Saudi Aramco, the state-owned oil producer of the Kingdom of Saudi Arabia, has raised US$25.6 billion in its much-anticipated initial public offering, propelling the Saudi stock exchange into the top bourses globally.
Saudi Arabian Oil Company, known as Aramco, set the final price of its shares, to be traded on the Tadawul exchange in Riyadh, at 32 riyals (US$8.53) each, at the top end of the expected range and valuing the world's most profitable company at US$1.7 trillion. It received total bids for shares of US$119 billion.

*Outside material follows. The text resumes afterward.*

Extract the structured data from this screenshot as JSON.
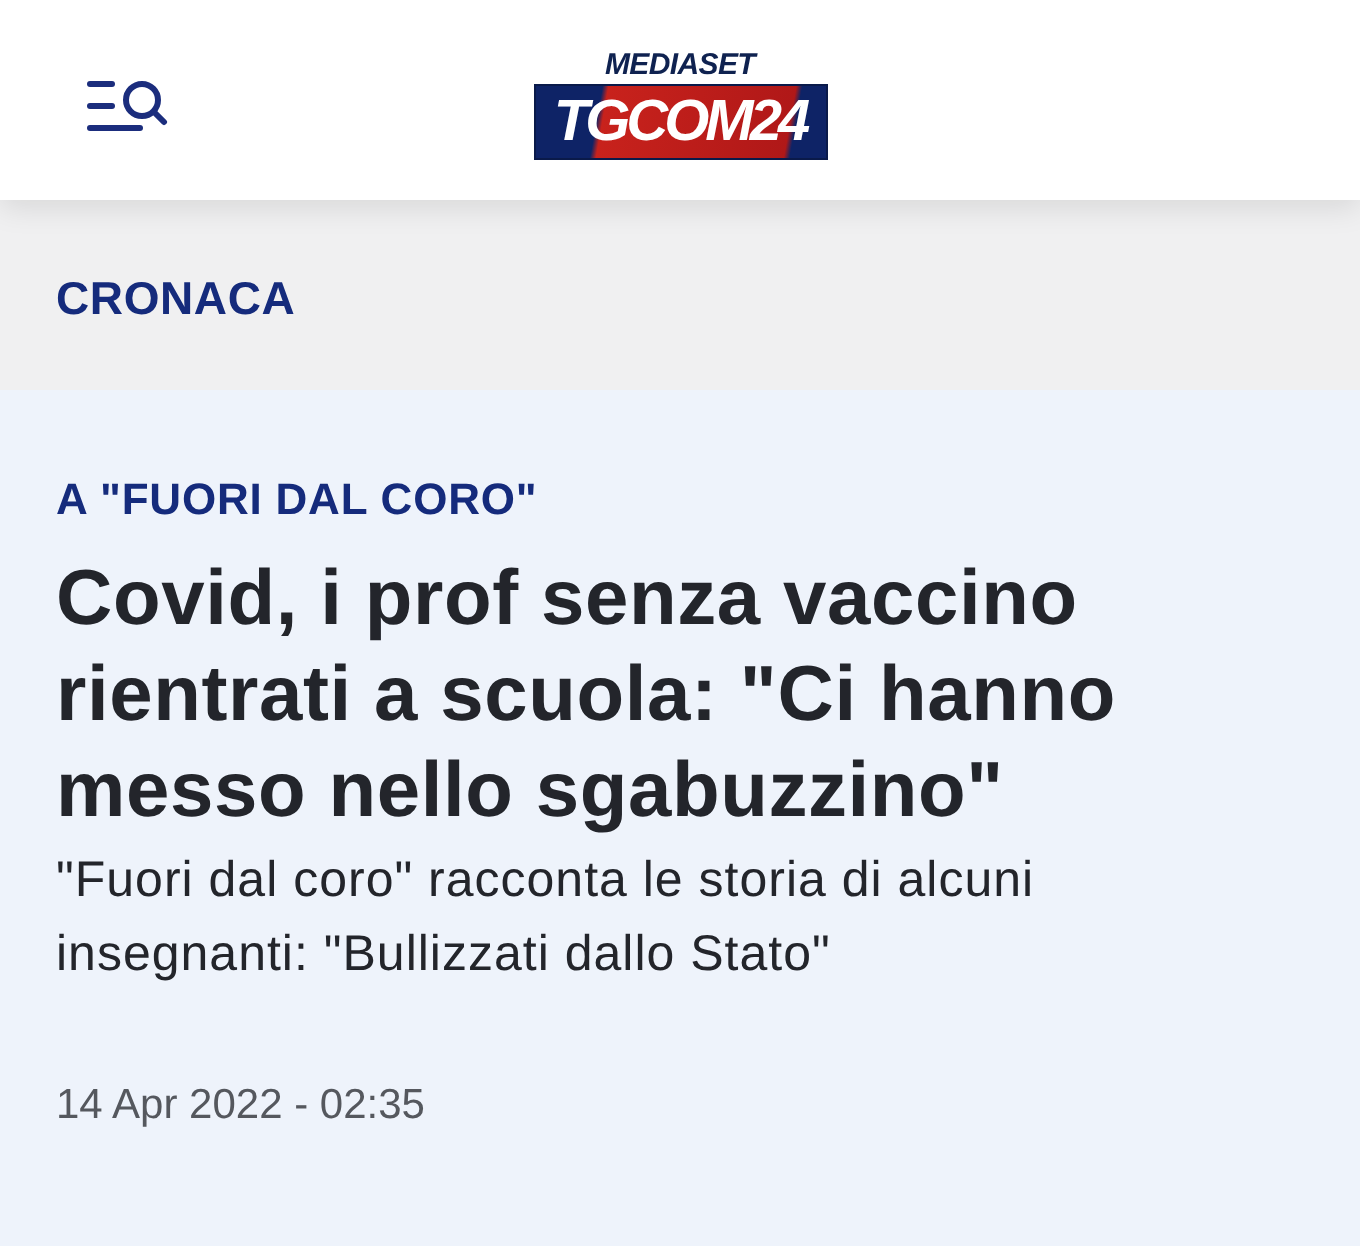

The IPO, which surpassed the US$25 billion record fundraising five years ago in New York by Alibaba Group Holding, the owner of the South China Morning Post, is a landmark achievement for Saudi Crown Prince Mohammed bin Salman and his ambition to overhaul the kingdom's economy.
The Aramco offering moved Tadawul to fourth globally for capital raising this year, with five offerings attracting a combined US$26.6 billion from investors, according to figures from financial data provider Dealogic. It has previously ranked 25th globally.
The Hong Kong stock exchange is number one globally, with 131 listings raising a combined US$37.2 billion this year, according to Dealogic. Alibaba raised US$12.9 billion in a secondary listing in Hong Kong last month, the third biggest technology offering on record behind its own IPO in 2014 and Facebook's IPO two years earlier.
In terms of just IPOs and first time listings, the Saudi bourse moved to second globally after the Hong Kong stock exchange, surpassing both the New York Stock Exchange and Nasdaq, according to financial data provider Refinitiv.
Still, coming at a time when the price of crude oil hovers near a six-month low, the Aramco IPO is a huge step down from the 2016 target of US$100 billion when the prince first floated the idea of the fundraising.
For months, global stock exchanges clamoured for the chance to host Aramco's listing. Hong Kong's Financial Secretary Paul Chan Mo-po pitched for the city's bourse, but the company eventually settled for listing only 1.5 per cent of its shares in Riyadh, after global investors balked at the prince's original target of a US$2 trillion valuation.
The listing of Aramco, a saga that has dragged on for nearly four years, is part of Prince Mohammed's plans to broadly change the country's economy and reduce its reliance on oil.
Those plans, however, have faced a variety of challenges ranging from backlash globally over the murder of Jamal Khashoggi, a Saudi journalist and columnist for The Washington Post, at the kingdom's consulate in Istanbul in 2018 to drone attacks on two Saudi oil facilities in September.
The IPO also has been challenged by the price of oil, which has traded below US$60 a barrel in recent days. The Organization of Petroleum Exporting Countries and Russia agreed to cut oil production on Thursday in hopes of boosting prices globally.
Saudi Crown Prince Mohammed bin Salman is looking to diversify the country's economy away from its reliance on oil. Photo: AP Photo alt=Saudi Crown Prince Mohammed bin Salman is looking to diversify the country's economy away from its reliance on oil. Photo: AP Photo
After many global investors balked at the proposed valuation, Aramco relied heavily on interest from local investors and funds in the Gulf region. The kingdom also decided against a dual listing to speed the IPO, which had been discussed for several years.
To entice investors, Aramco offered the world's richest dividend of US$75 billion annually and cut the tax rate investors would have to pay. It also ultimately lowered the valuation it was seeking. The offering attracted interest from institutional investors of US$106 billion.
If an overallotment of shares is fully exercised, the offering will raise US$29.4 billion.
Once it begins trading on December 11, Aramco is expected to overtake Apple and Microsoft as the most valuable company globally based on market capitalisation.
This article originally appeared in the South China Morning Post (SCMP), the most authoritative voice reporting on China and Asia for more than a century. For more SCMP stories, please explore the SCMP app or visit the SCMP's Facebook and Twitter pages. Copyright © 2019 South China Morning Post Publishers Ltd. All rights reserved.
Copyright (c) 2019. South China Morning Post Publishers Ltd. All rights reserved.